**Instructions for the task**
Reproduce every entry exactly, without alteration.

Web page and app entries

----------

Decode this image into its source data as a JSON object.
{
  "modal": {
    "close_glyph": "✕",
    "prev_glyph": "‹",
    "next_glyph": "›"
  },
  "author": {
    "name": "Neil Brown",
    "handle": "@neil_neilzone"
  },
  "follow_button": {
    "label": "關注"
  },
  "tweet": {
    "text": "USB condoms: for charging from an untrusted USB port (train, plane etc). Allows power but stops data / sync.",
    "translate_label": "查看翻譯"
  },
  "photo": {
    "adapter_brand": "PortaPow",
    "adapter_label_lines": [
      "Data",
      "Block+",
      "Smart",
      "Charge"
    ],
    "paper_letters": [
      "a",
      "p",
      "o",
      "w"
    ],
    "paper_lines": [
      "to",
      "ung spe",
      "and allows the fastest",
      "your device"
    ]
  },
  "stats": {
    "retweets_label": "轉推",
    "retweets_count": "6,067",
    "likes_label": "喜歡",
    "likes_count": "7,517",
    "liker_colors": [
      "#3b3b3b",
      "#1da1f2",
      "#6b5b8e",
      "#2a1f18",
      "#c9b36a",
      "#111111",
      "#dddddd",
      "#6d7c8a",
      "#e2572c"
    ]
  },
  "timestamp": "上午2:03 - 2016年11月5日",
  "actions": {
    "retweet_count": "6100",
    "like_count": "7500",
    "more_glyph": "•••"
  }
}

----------

**Expected answer**
Decode this image into its source data as a JSON object.
{
  "modal": {
    "close_glyph": "✕",
    "prev_glyph": "‹",
    "next_glyph": "›"
  },
  "author": {
    "name": "Neil Brown",
    "handle": "@neil_neilzone"
  },
  "follow_button": {
    "label": "關注"
  },
  "tweet": {
    "text": "USB condoms: for charging from an untrusted USB port (train, plane etc). Allows power but stops data / sync.",
    "translate_label": "查看翻譯"
  },
  "photo": {
    "adapter_brand": "PortaPow",
    "adapter_label_lines": [
      "Data",
      "Block+",
      "Smart",
      "Charge"
    ],
    "paper_letters": [
      "a",
      "p",
      "o",
      "w"
    ],
    "paper_lines": [
      "to",
      "ung spe",
      "and allows the fastest",
      "your device"
    ]
  },
  "stats": {
    "retweets_label": "轉推",
    "retweets_count": "6,067",
    "likes_label": "喜歡",
    "likes_count": "7,517",
    "liker_colors": [
      "#3b3b3b",
      "#1da1f2",
      "#6b5b8e",
      "#2a1f18",
      "#c9b36a",
      "#111111",
      "#dddddd",
      "#6d7c8a",
      "#e2572c"
    ]
  },
  "timestamp": "上午2:03 - 2016年11月5日",
  "actions": {
    "retweet_count": "6100",
    "like_count": "7500",
    "more_glyph": "•••"
  }
}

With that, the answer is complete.